Skucha A, Ebner J, Schmöllerl J, Roth M, Eder T, César-Razquin A, Stukalov A, Vittori S, Muhar M, Lu B, Aichinger M, Jude J, Müller AC, Győrffy B, Vakoc CR, Valent P, Bennett KL, Zuber J#, Superti-Furga G#, Grebien F#MLL-fusion-driven leukemia requires SETD2 to safeguard genomic integrity. Nat Commun. 2018 May 18;9(1):1983. doi: 10.1038/s41467-018-04329-y (# shared senior authorship)

About Florian Grebien

Florian Grebien obtained his PhD from the Medical University Vienna under joint supervision of Ernst Müllner (Medical University Vienna) and Hartmut Beug (Research Institute for Molecular Pathology) in 2007. During his PhD studies, he studied the role of signalling pathways on erythrocyte differentiation. For his post-doctoral training he joined the team of Giulio Superti-Furga at the Research Center for Molecular Medicine (CeMM), Vienna. Using a combination of cell biology, protein biochemistry, and chemical biology, he identified molecular mechanisms that underlie oncoprotein-driven leukemia. From 2014 to 2018, Florian was a Principal Investigator and group leader at the Ludwig Boltzmann Institute for Cancer Research (LBI-CR) in Vienna, supported by an ERC Starting Grant. In January 2018, he was appointed Professor and head of the institute for Medical Biochemistry at the University of Veterinary Medicine Vienna. Florian joined the CCRI in February 2023 as a Principal Investigator.

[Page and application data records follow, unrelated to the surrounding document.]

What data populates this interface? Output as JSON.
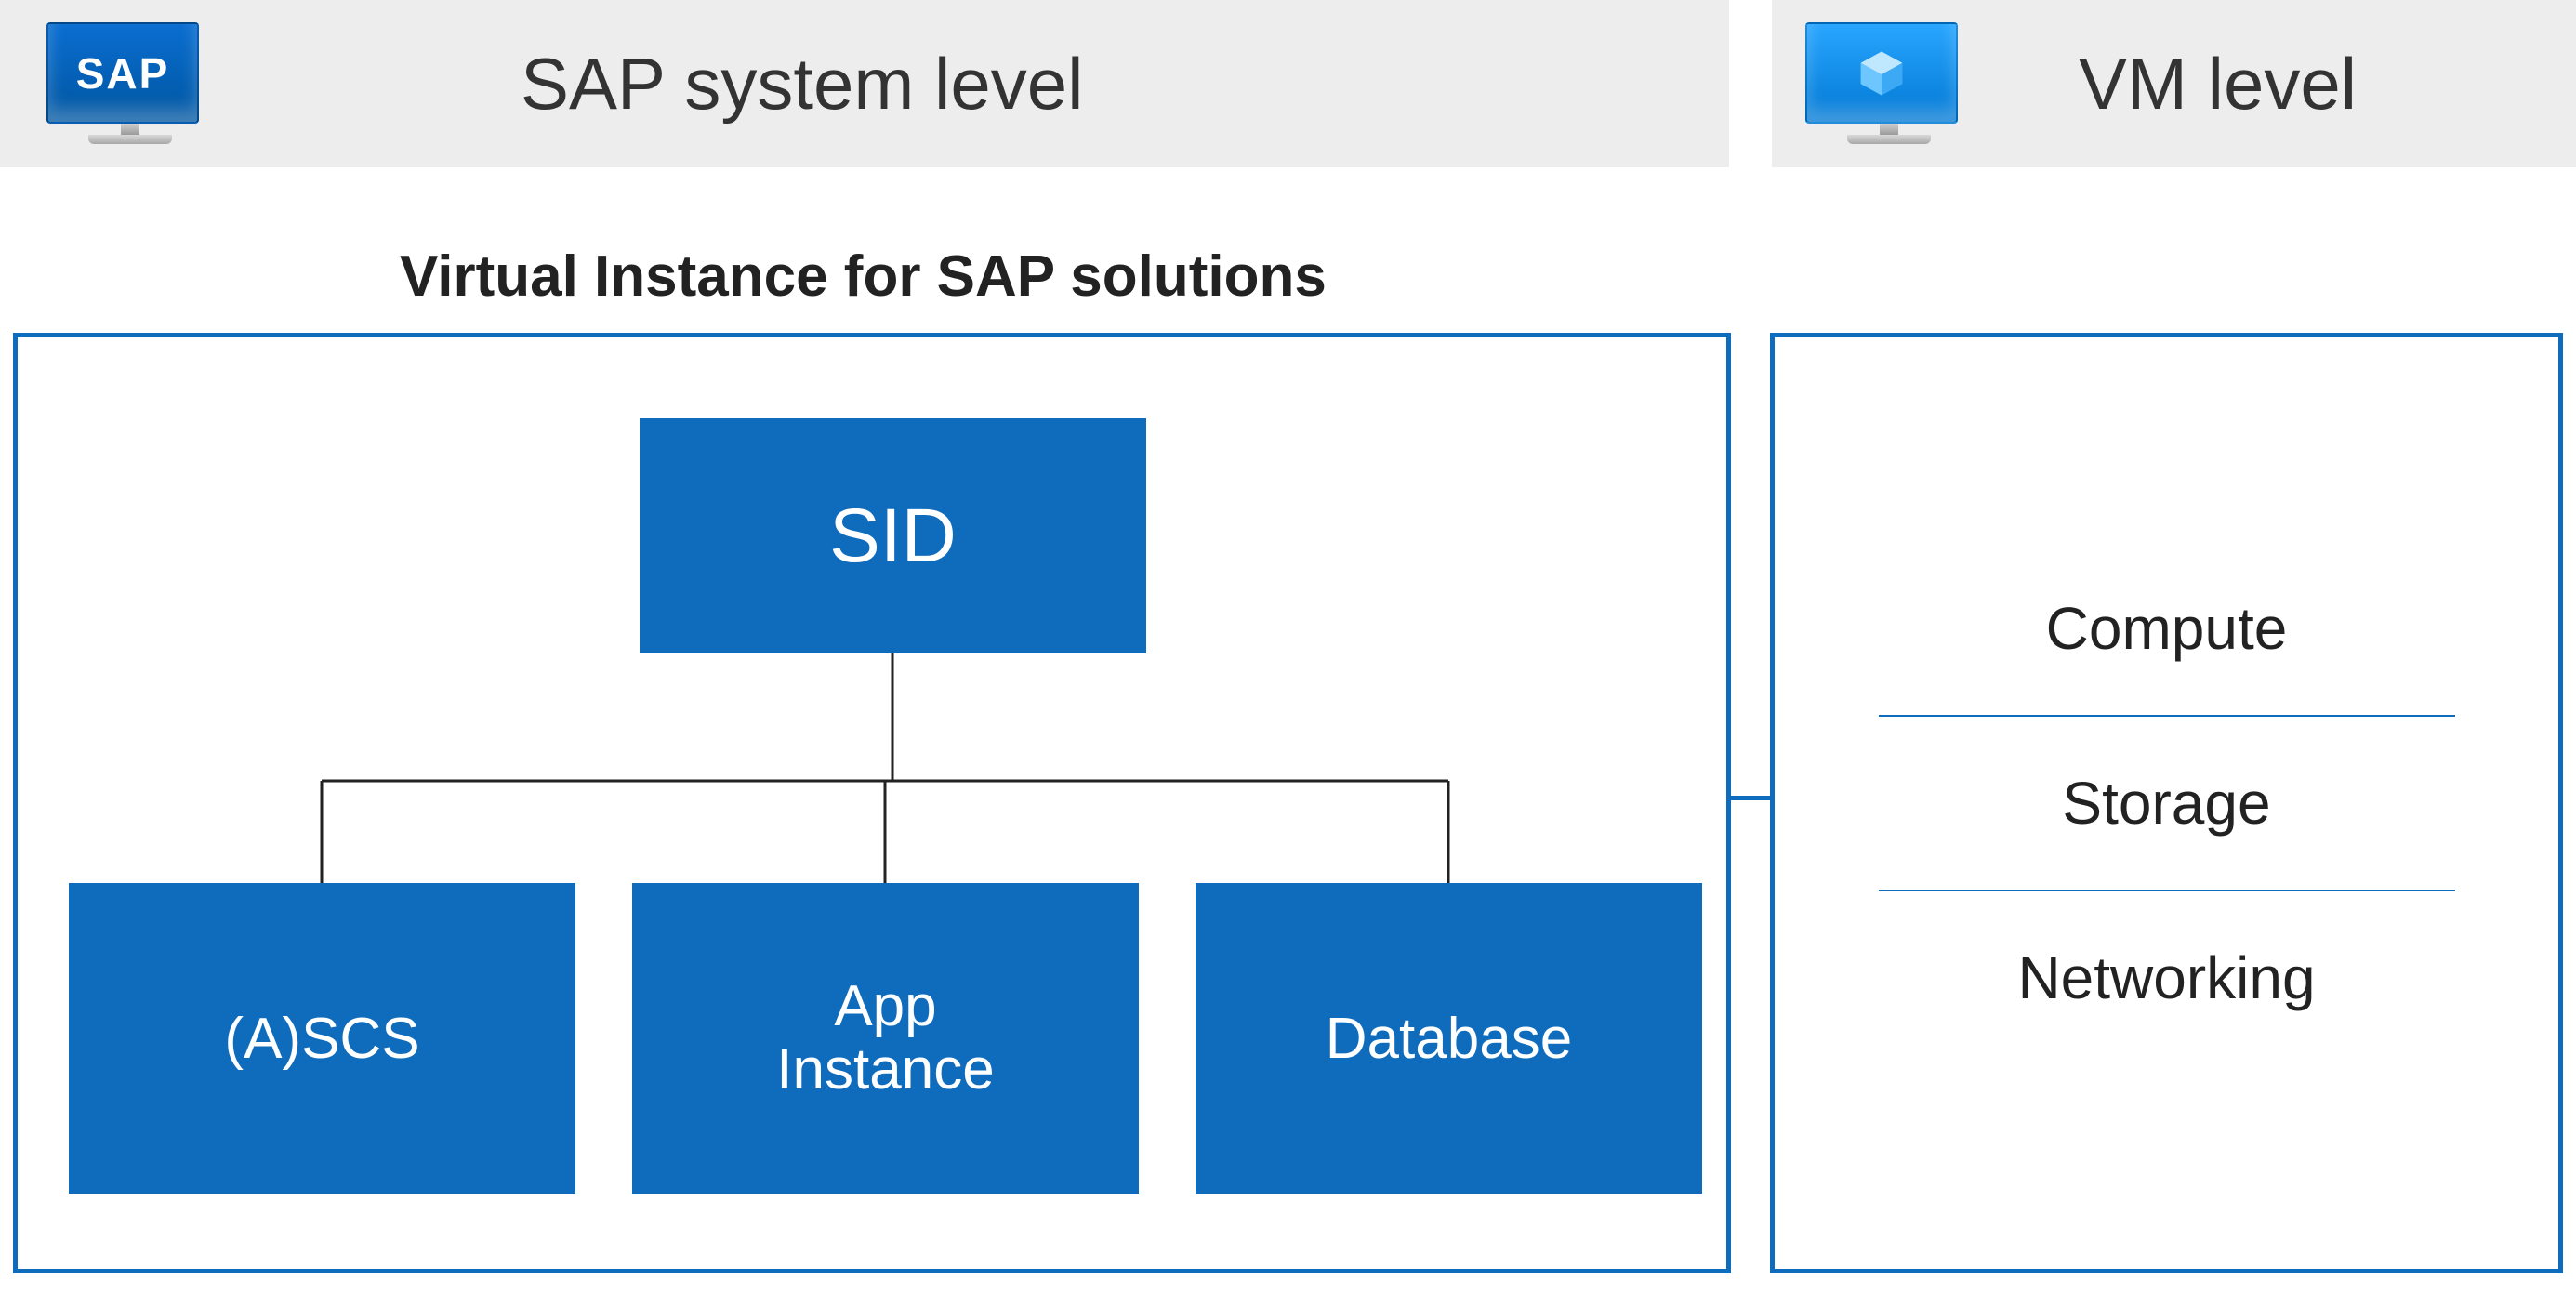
{
  "header": {
    "left_title": "SAP system level",
    "right_title": "VM level",
    "sap_logo_text": "SAP"
  },
  "vis": {
    "title": "Virtual Instance for SAP solutions",
    "root": "SID",
    "children": {
      "ascs": "(A)SCS",
      "app_line1": "App",
      "app_line2": "Instance",
      "database": "Database"
    }
  },
  "vm": {
    "items": [
      "Compute",
      "Storage",
      "Networking"
    ]
  },
  "colors": {
    "accent": "#0f6cbd",
    "header_bg": "#ededed"
  }
}
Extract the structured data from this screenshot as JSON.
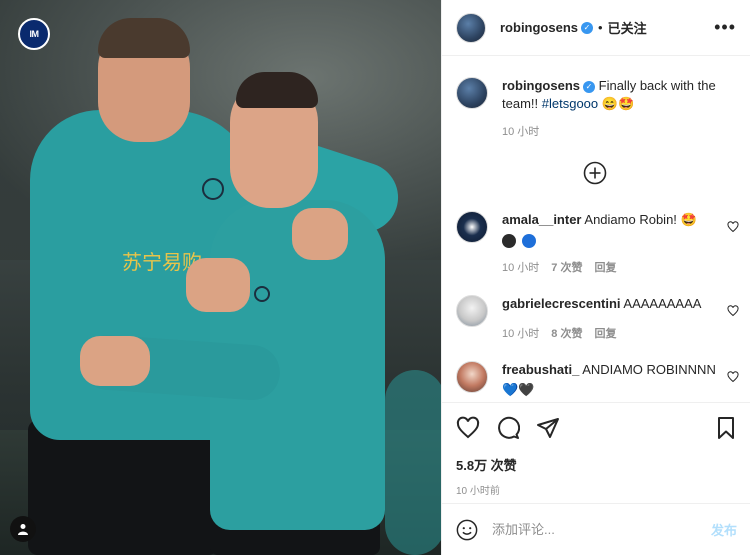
{
  "post": {
    "username": "robingosens",
    "verified_icon": "verified-badge-icon",
    "separator": "•",
    "follow_state": "已关注",
    "more_icon": "more-options-icon"
  },
  "caption": {
    "username": "robingosens",
    "text": "Finally back with the team!! ",
    "hashtag": "#letsgooo",
    "emojis": "😄🤩",
    "time": "10 小时"
  },
  "comments": [
    {
      "username": "amala__inter",
      "text": "Andiamo Robin! 🤩",
      "extra_emojis": [
        "black-circle",
        "blue-circle"
      ],
      "time": "10 小时",
      "likes": "7 次赞",
      "reply": "回复"
    },
    {
      "username": "gabrielecrescentini",
      "text": "AAAAAAAAA",
      "time": "10 小时",
      "likes": "8 次赞",
      "reply": "回复"
    },
    {
      "username": "freabushati_",
      "text": "ANDIAMO ROBINNNN",
      "extra_text": "💙🖤"
    }
  ],
  "actions": {
    "like_icon": "heart-icon",
    "comment_icon": "comment-icon",
    "share_icon": "share-icon",
    "save_icon": "bookmark-icon"
  },
  "likes_text": "5.8万 次赞",
  "post_time": "10 小时前",
  "add_comment": {
    "placeholder": "添加评论...",
    "post_label": "发布"
  },
  "photo": {
    "sponsor_text": "苏宁易购",
    "inter_logo_text": "IM"
  },
  "colors": {
    "verified": "#3897f0",
    "hashtag": "#00376b",
    "post_disabled": "#b2dffc",
    "meta_gray": "#8e8e8e",
    "jersey_teal": "#2a9ea0"
  }
}
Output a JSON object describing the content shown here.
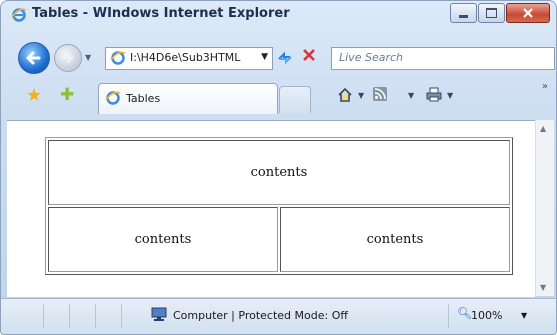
{
  "window": {
    "title": "Tables - WIndows Internet Explorer"
  },
  "address": {
    "url": "I:\\H4D6e\\Sub3HTML",
    "dropdown_glyph": "▼"
  },
  "search": {
    "placeholder": "Live Search"
  },
  "tabs": [
    {
      "label": "Tables",
      "active": true
    }
  ],
  "toolbar": {
    "chevrons": "»",
    "drop": "▼"
  },
  "content": {
    "table": {
      "rows": [
        [
          {
            "text": "contents",
            "colspan": 2
          }
        ],
        [
          {
            "text": "contents"
          },
          {
            "text": "contents"
          }
        ]
      ]
    }
  },
  "status": {
    "zone": "Computer | Protected Mode: Off",
    "zoom": "100%",
    "zoom_drop": "▼"
  },
  "icons": {
    "back": "back-arrow-icon",
    "forward": "forward-arrow-icon",
    "refresh": "refresh-icon",
    "stop": "stop-icon",
    "favorites": "star-icon",
    "add_favorites": "add-favorites-icon",
    "home": "home-icon",
    "feeds": "feeds-icon",
    "print": "print-icon",
    "zoom": "zoom-icon"
  },
  "colors": {
    "chrome": "#cbdcf0",
    "close_button": "#c74a35",
    "stop": "#dd3333",
    "favorites": "#f3b21b"
  }
}
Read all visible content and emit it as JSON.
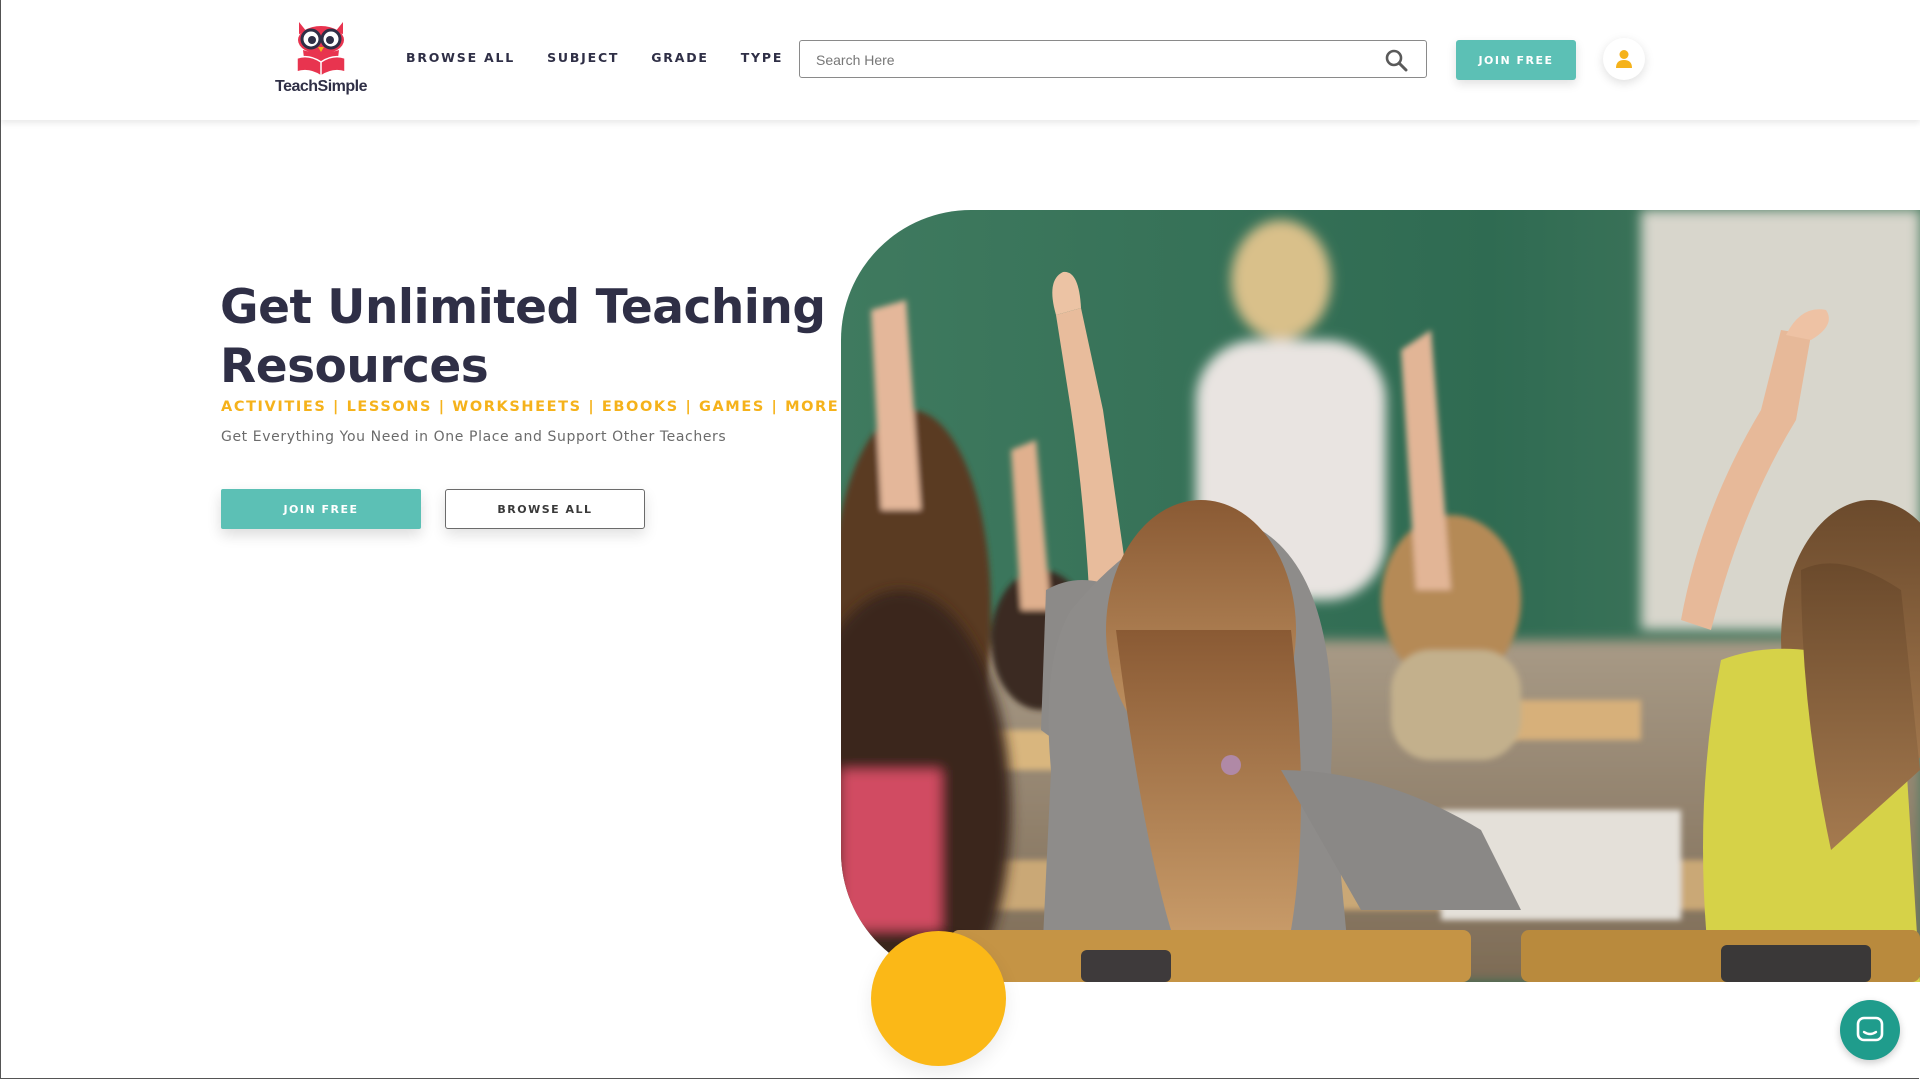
{
  "brand": {
    "name": "TeachSimple",
    "logo_icon": "owl-reading-book-icon",
    "colors": {
      "teal": "#5cc0b5",
      "yellow": "#fbb817",
      "category_text": "#f5b21b",
      "dark_text": "#2f2f46",
      "logo_red": "#e8344f",
      "chat_teal": "#1f9c8c"
    }
  },
  "nav": {
    "items": [
      {
        "label": "BROWSE ALL"
      },
      {
        "label": "SUBJECT"
      },
      {
        "label": "GRADE"
      },
      {
        "label": "TYPE"
      }
    ]
  },
  "search": {
    "placeholder": "Search Here",
    "value": "",
    "icon": "search-icon"
  },
  "header": {
    "join_label": "JOIN FREE",
    "account_icon": "user-icon"
  },
  "hero": {
    "title": "Get Unlimited Teaching Resources",
    "categories": "ACTIVITIES | LESSONS | WORKSHEETS | EBOOKS | GAMES | MORE",
    "subtitle": "Get Everything You Need in One Place and Support Other Teachers",
    "join_label": "JOIN FREE",
    "browse_label": "BROWSE ALL",
    "image_subject": "classroom-students-raising-hands"
  },
  "chat": {
    "icon": "chat-bubble-icon"
  }
}
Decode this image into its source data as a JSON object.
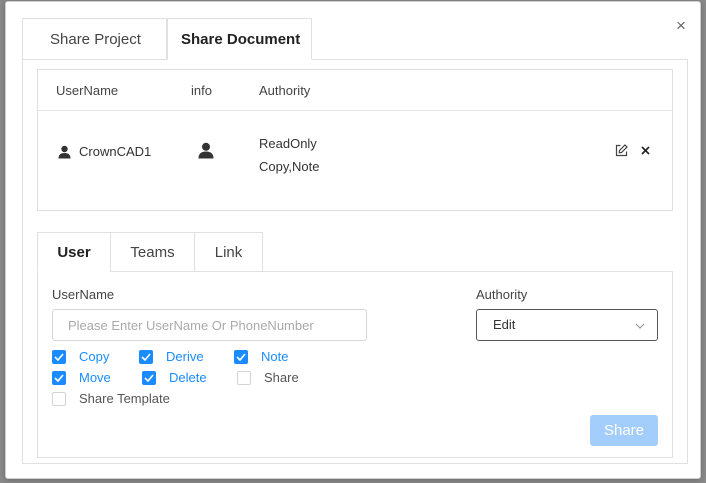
{
  "dialog": {
    "close_glyph": "×",
    "tabs": [
      {
        "label": "Share Project",
        "active": false
      },
      {
        "label": "Share Document",
        "active": true
      }
    ]
  },
  "share_table": {
    "columns": [
      "UserName",
      "info",
      "Authority"
    ],
    "rows": [
      {
        "username": "CrownCAD1",
        "user_icon": "user-icon",
        "info_icon": "user-icon",
        "authority_line1": "ReadOnly",
        "authority_line2": "Copy,Note",
        "actions": [
          "edit-icon",
          "close-icon"
        ]
      }
    ]
  },
  "sub_tabs": [
    {
      "label": "User",
      "active": true
    },
    {
      "label": "Teams",
      "active": false
    },
    {
      "label": "Link",
      "active": false
    }
  ],
  "form": {
    "username_label": "UserName",
    "username_value": "",
    "username_placeholder": "Please Enter UserName Or PhoneNumber",
    "authority_label": "Authority",
    "authority_value": "Edit",
    "permissions": [
      {
        "label": "Copy",
        "checked": true
      },
      {
        "label": "Derive",
        "checked": true
      },
      {
        "label": "Note",
        "checked": true
      },
      {
        "label": "Move",
        "checked": true
      },
      {
        "label": "Delete",
        "checked": true
      },
      {
        "label": "Share",
        "checked": false
      },
      {
        "label": "Share Template",
        "checked": false
      }
    ],
    "share_button": "Share"
  },
  "colors": {
    "accent": "#1a8cff",
    "share_button_disabled": "#a3cdfb",
    "border": "#e0e0e0"
  }
}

His research focuses on molecular mechanisms of oncoprotein-driven leukemia.


Florian Grebien
Principal Investigator
Christina Horstmann
PhD Student